SKILLS CHALLENGES FACING THE SOUTH AFRICAN WELDING INDUSTRY School leavers progressing through FET colleges and acquiring NQF level qualifications have a credibility issue. Shortage of high level engineering skills in the welding industry. –Since 2006, when SAIW became the ANB of IIW in South Africa, 16 International Welding Engineers (IWE’s) have been registered in this country. –In the same period, Germany trained an average of 500 IWE’s per year. Very little welding-related research is currently performed at South African academic and research institutions. 10
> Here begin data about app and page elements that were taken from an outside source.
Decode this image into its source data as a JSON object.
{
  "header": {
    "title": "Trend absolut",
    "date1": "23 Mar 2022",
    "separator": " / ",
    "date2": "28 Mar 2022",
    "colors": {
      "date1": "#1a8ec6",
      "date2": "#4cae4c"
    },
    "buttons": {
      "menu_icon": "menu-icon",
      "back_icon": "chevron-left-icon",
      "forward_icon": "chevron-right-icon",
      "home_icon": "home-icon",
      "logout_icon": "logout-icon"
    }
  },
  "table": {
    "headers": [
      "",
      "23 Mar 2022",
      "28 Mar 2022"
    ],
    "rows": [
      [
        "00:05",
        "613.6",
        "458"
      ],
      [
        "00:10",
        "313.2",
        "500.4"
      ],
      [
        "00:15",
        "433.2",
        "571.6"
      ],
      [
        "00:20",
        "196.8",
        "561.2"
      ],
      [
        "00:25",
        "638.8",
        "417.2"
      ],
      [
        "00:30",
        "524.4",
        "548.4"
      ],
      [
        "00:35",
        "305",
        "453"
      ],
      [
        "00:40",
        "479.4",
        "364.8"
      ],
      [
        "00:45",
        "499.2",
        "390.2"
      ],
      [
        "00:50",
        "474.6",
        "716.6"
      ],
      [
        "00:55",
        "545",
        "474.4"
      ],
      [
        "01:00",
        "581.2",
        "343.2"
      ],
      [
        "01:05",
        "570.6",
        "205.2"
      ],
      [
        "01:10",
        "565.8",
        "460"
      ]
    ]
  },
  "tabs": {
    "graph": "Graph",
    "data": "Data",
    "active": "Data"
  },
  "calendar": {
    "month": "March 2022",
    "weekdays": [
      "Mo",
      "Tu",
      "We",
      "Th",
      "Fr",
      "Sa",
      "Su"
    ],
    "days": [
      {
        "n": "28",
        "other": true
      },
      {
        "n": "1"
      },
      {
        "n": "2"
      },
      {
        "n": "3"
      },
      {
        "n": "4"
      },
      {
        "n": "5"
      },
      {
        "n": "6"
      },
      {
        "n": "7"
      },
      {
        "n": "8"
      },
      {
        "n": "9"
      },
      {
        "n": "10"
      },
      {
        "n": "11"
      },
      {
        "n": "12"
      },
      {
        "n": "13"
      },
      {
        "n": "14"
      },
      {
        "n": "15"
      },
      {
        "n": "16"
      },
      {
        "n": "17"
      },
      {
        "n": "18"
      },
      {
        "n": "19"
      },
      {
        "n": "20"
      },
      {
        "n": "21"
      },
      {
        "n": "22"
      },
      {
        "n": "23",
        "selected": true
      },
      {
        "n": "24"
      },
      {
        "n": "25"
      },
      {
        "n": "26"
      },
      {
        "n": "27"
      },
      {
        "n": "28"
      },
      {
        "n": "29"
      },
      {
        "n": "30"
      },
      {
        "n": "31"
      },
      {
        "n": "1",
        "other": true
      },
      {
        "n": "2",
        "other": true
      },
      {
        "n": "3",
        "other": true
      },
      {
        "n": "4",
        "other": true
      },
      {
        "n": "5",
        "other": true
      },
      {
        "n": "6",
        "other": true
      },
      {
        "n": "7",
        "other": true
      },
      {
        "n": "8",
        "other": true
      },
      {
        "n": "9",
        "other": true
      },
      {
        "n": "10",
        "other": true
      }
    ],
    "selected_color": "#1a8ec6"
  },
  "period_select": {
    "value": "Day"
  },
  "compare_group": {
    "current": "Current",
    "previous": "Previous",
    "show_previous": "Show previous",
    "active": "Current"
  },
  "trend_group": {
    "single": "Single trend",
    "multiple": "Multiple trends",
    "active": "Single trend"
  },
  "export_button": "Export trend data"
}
PROPOSED SOLUTIONS Targeting suitable young people by increasing the attractiveness of welding as a vocation. 11 Actively promoting activities such as the Young Welder of the Year competition. Promoting international training schemes for welding personnel to increase the status of prestige of welding as a vocation and to provide people with a clear career paths. Source: www.saiw.co.za The introduction of bursaries, scholarships and learnerships to attract quality students.
PROPOSED SOLUTIONS Introduction of a national training scheme for welders and welding personnel, funded by government and the private sector. Such a scheme will ensure that: Learners are trained by knowledgeable trainers in suitable facilities, and Learners are trained according to a credible programme that delivers the high skills levels required by industry. Such a training scheme is already in place in South Africa !! International Welding Practitioner International Welding Specialist International Welding Inspector International Welding Technologist International Welding Engineer 12
13 PROPOSED SOLUTIONS UNIVERSITY OF PRETORIA Department of Materials Science and Metallurgical Engineering NELSON MANDELA METROPOLITAN UNIVERSITY (NMMU) Department of Mechanical Engineering Two South African Universities have sustained welding research programmes: Cooperative research programmes should be encouraged between government, industry and academia.
CONCLUDING REMARKS Public and private infrastructure development and capital expansion projects require skilled welding personnel. An internationally recognised national training scheme for welding personnel, industry and government funded cooperative welding research programmes and the establishment of Technology Centres are proposed to ensure that the local welding industry remains globally competitive. 14